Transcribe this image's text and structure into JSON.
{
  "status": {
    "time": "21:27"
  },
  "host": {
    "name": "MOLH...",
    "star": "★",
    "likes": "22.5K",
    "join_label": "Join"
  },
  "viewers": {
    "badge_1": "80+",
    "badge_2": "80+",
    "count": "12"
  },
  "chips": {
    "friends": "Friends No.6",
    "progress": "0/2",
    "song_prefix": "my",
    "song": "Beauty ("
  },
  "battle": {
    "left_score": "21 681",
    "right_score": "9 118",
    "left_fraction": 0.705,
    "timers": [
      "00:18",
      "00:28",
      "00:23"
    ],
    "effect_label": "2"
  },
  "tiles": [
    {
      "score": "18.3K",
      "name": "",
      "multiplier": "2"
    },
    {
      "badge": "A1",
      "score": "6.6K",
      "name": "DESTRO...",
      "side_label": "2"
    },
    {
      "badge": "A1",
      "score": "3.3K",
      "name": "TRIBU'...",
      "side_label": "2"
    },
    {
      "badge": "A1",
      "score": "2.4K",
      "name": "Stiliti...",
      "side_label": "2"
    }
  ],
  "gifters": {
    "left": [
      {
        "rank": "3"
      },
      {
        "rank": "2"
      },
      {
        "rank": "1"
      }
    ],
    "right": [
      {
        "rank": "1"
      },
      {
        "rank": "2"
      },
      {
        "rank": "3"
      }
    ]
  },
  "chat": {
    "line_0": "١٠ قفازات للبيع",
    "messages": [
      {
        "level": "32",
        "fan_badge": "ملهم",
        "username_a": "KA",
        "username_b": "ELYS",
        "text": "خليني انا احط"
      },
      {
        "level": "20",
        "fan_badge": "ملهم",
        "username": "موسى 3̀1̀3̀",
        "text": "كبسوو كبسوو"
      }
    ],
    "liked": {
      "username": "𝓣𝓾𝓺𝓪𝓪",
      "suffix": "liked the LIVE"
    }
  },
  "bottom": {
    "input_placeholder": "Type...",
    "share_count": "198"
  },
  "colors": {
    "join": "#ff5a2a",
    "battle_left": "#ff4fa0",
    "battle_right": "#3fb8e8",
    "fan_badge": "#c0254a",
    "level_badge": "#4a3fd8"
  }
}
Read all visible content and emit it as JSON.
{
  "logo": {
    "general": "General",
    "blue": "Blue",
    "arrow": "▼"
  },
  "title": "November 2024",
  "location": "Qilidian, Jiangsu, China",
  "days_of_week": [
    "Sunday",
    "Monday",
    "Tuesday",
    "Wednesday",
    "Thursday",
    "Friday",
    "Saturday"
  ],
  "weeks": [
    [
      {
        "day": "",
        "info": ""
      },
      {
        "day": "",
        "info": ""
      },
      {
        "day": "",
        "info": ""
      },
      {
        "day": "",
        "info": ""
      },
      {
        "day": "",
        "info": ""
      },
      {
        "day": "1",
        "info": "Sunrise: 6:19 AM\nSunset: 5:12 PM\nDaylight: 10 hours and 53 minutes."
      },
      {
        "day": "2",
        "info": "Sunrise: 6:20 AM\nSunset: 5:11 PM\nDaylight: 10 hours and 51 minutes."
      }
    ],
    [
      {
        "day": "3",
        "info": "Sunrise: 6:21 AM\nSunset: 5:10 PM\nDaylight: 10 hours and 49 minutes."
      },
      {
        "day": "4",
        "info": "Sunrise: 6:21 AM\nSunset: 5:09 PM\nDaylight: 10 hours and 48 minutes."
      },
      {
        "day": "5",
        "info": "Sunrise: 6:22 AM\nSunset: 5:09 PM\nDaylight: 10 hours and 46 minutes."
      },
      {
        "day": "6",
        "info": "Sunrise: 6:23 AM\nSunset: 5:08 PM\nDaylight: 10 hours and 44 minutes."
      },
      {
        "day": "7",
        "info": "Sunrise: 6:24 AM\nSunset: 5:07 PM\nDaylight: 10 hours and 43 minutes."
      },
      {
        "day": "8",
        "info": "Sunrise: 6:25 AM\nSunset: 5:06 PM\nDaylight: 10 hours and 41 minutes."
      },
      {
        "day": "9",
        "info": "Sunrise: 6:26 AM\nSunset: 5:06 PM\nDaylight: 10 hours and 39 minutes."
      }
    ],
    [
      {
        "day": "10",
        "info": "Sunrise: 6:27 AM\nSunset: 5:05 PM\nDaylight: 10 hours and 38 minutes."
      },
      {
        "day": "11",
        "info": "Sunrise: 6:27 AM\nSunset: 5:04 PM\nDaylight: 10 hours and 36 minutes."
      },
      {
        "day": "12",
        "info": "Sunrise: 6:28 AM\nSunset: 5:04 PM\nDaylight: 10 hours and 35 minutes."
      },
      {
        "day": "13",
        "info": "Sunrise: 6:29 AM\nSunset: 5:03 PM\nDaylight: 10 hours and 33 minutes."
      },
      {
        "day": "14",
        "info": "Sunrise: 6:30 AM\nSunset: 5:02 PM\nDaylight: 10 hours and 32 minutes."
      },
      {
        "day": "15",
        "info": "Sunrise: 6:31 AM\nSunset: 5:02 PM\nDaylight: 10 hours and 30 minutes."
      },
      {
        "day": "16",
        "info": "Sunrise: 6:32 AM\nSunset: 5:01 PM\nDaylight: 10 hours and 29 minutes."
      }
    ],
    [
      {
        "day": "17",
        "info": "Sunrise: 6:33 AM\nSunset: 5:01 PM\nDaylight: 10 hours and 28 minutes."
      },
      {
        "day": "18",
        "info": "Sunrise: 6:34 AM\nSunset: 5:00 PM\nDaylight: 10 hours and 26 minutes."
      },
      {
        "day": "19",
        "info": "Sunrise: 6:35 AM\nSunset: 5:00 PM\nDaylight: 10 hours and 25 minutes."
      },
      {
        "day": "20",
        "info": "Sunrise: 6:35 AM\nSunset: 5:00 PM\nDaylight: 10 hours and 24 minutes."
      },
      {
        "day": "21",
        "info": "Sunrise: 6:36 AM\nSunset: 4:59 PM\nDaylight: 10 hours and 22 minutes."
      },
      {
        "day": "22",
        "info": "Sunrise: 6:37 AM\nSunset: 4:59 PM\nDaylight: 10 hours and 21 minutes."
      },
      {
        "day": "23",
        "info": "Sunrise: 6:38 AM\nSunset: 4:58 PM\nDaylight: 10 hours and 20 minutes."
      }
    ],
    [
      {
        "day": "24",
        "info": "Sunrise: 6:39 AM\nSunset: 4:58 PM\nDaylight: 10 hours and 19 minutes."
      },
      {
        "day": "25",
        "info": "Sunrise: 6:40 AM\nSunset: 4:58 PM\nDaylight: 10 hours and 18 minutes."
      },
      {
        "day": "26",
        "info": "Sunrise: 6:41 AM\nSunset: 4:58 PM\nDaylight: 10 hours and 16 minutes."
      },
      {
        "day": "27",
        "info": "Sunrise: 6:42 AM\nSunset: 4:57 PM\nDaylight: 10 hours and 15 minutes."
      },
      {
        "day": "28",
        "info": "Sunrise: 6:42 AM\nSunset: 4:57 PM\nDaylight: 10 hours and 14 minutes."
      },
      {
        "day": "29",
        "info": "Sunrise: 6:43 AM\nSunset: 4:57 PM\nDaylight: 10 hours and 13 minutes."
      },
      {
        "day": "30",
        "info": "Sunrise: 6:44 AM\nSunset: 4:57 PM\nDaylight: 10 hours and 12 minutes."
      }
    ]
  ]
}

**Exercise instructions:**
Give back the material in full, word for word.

**Exercise output:**
Transcribe this image's text and structure into JSON.
{
  "status": {
    "time": "21:27"
  },
  "host": {
    "name": "MOLH...",
    "star": "★",
    "likes": "22.5K",
    "join_label": "Join"
  },
  "viewers": {
    "badge_1": "80+",
    "badge_2": "80+",
    "count": "12"
  },
  "chips": {
    "friends": "Friends No.6",
    "progress": "0/2",
    "song_prefix": "my",
    "song": "Beauty ("
  },
  "battle": {
    "left_score": "21 681",
    "right_score": "9 118",
    "left_fraction": 0.705,
    "timers": [
      "00:18",
      "00:28",
      "00:23"
    ],
    "effect_label": "2"
  },
  "tiles": [
    {
      "score": "18.3K",
      "name": "",
      "multiplier": "2"
    },
    {
      "badge": "A1",
      "score": "6.6K",
      "name": "DESTRO...",
      "side_label": "2"
    },
    {
      "badge": "A1",
      "score": "3.3K",
      "name": "TRIBU'...",
      "side_label": "2"
    },
    {
      "badge": "A1",
      "score": "2.4K",
      "name": "Stiliti...",
      "side_label": "2"
    }
  ],
  "gifters": {
    "left": [
      {
        "rank": "3"
      },
      {
        "rank": "2"
      },
      {
        "rank": "1"
      }
    ],
    "right": [
      {
        "rank": "1"
      },
      {
        "rank": "2"
      },
      {
        "rank": "3"
      }
    ]
  },
  "chat": {
    "line_0": "١٠ قفازات للبيع",
    "messages": [
      {
        "level": "32",
        "fan_badge": "ملهم",
        "username_a": "KA",
        "username_b": "ELYS",
        "text": "خليني انا احط"
      },
      {
        "level": "20",
        "fan_badge": "ملهم",
        "username": "موسى 3̀1̀3̀",
        "text": "كبسوو كبسوو"
      }
    ],
    "liked": {
      "username": "𝓣𝓾𝓺𝓪𝓪",
      "suffix": "liked the LIVE"
    }
  },
  "bottom": {
    "input_placeholder": "Type...",
    "share_count": "198"
  },
  "colors": {
    "join": "#ff5a2a",
    "battle_left": "#ff4fa0",
    "battle_right": "#3fb8e8",
    "fan_badge": "#c0254a",
    "level_badge": "#4a3fd8"
  }
}
Read all visible content and emit it as JSON.
{
  "logo": {
    "general": "General",
    "blue": "Blue",
    "arrow": "▼"
  },
  "title": "November 2024",
  "location": "Qilidian, Jiangsu, China",
  "days_of_week": [
    "Sunday",
    "Monday",
    "Tuesday",
    "Wednesday",
    "Thursday",
    "Friday",
    "Saturday"
  ],
  "weeks": [
    [
      {
        "day": "",
        "info": ""
      },
      {
        "day": "",
        "info": ""
      },
      {
        "day": "",
        "info": ""
      },
      {
        "day": "",
        "info": ""
      },
      {
        "day": "",
        "info": ""
      },
      {
        "day": "1",
        "info": "Sunrise: 6:19 AM\nSunset: 5:12 PM\nDaylight: 10 hours and 53 minutes."
      },
      {
        "day": "2",
        "info": "Sunrise: 6:20 AM\nSunset: 5:11 PM\nDaylight: 10 hours and 51 minutes."
      }
    ],
    [
      {
        "day": "3",
        "info": "Sunrise: 6:21 AM\nSunset: 5:10 PM\nDaylight: 10 hours and 49 minutes."
      },
      {
        "day": "4",
        "info": "Sunrise: 6:21 AM\nSunset: 5:09 PM\nDaylight: 10 hours and 48 minutes."
      },
      {
        "day": "5",
        "info": "Sunrise: 6:22 AM\nSunset: 5:09 PM\nDaylight: 10 hours and 46 minutes."
      },
      {
        "day": "6",
        "info": "Sunrise: 6:23 AM\nSunset: 5:08 PM\nDaylight: 10 hours and 44 minutes."
      },
      {
        "day": "7",
        "info": "Sunrise: 6:24 AM\nSunset: 5:07 PM\nDaylight: 10 hours and 43 minutes."
      },
      {
        "day": "8",
        "info": "Sunrise: 6:25 AM\nSunset: 5:06 PM\nDaylight: 10 hours and 41 minutes."
      },
      {
        "day": "9",
        "info": "Sunrise: 6:26 AM\nSunset: 5:06 PM\nDaylight: 10 hours and 39 minutes."
      }
    ],
    [
      {
        "day": "10",
        "info": "Sunrise: 6:27 AM\nSunset: 5:05 PM\nDaylight: 10 hours and 38 minutes."
      },
      {
        "day": "11",
        "info": "Sunrise: 6:27 AM\nSunset: 5:04 PM\nDaylight: 10 hours and 36 minutes."
      },
      {
        "day": "12",
        "info": "Sunrise: 6:28 AM\nSunset: 5:04 PM\nDaylight: 10 hours and 35 minutes."
      },
      {
        "day": "13",
        "info": "Sunrise: 6:29 AM\nSunset: 5:03 PM\nDaylight: 10 hours and 33 minutes."
      },
      {
        "day": "14",
        "info": "Sunrise: 6:30 AM\nSunset: 5:02 PM\nDaylight: 10 hours and 32 minutes."
      },
      {
        "day": "15",
        "info": "Sunrise: 6:31 AM\nSunset: 5:02 PM\nDaylight: 10 hours and 30 minutes."
      },
      {
        "day": "16",
        "info": "Sunrise: 6:32 AM\nSunset: 5:01 PM\nDaylight: 10 hours and 29 minutes."
      }
    ],
    [
      {
        "day": "17",
        "info": "Sunrise: 6:33 AM\nSunset: 5:01 PM\nDaylight: 10 hours and 28 minutes."
      },
      {
        "day": "18",
        "info": "Sunrise: 6:34 AM\nSunset: 5:00 PM\nDaylight: 10 hours and 26 minutes."
      },
      {
        "day": "19",
        "info": "Sunrise: 6:35 AM\nSunset: 5:00 PM\nDaylight: 10 hours and 25 minutes."
      },
      {
        "day": "20",
        "info": "Sunrise: 6:35 AM\nSunset: 5:00 PM\nDaylight: 10 hours and 24 minutes."
      },
      {
        "day": "21",
        "info": "Sunrise: 6:36 AM\nSunset: 4:59 PM\nDaylight: 10 hours and 22 minutes."
      },
      {
        "day": "22",
        "info": "Sunrise: 6:37 AM\nSunset: 4:59 PM\nDaylight: 10 hours and 21 minutes."
      },
      {
        "day": "23",
        "info": "Sunrise: 6:38 AM\nSunset: 4:58 PM\nDaylight: 10 hours and 20 minutes."
      }
    ],
    [
      {
        "day": "24",
        "info": "Sunrise: 6:39 AM\nSunset: 4:58 PM\nDaylight: 10 hours and 19 minutes."
      },
      {
        "day": "25",
        "info": "Sunrise: 6:40 AM\nSunset: 4:58 PM\nDaylight: 10 hours and 18 minutes."
      },
      {
        "day": "26",
        "info": "Sunrise: 6:41 AM\nSunset: 4:58 PM\nDaylight: 10 hours and 16 minutes."
      },
      {
        "day": "27",
        "info": "Sunrise: 6:42 AM\nSunset: 4:57 PM\nDaylight: 10 hours and 15 minutes."
      },
      {
        "day": "28",
        "info": "Sunrise: 6:42 AM\nSunset: 4:57 PM\nDaylight: 10 hours and 14 minutes."
      },
      {
        "day": "29",
        "info": "Sunrise: 6:43 AM\nSunset: 4:57 PM\nDaylight: 10 hours and 13 minutes."
      },
      {
        "day": "30",
        "info": "Sunrise: 6:44 AM\nSunset: 4:57 PM\nDaylight: 10 hours and 12 minutes."
      }
    ]
  ]
}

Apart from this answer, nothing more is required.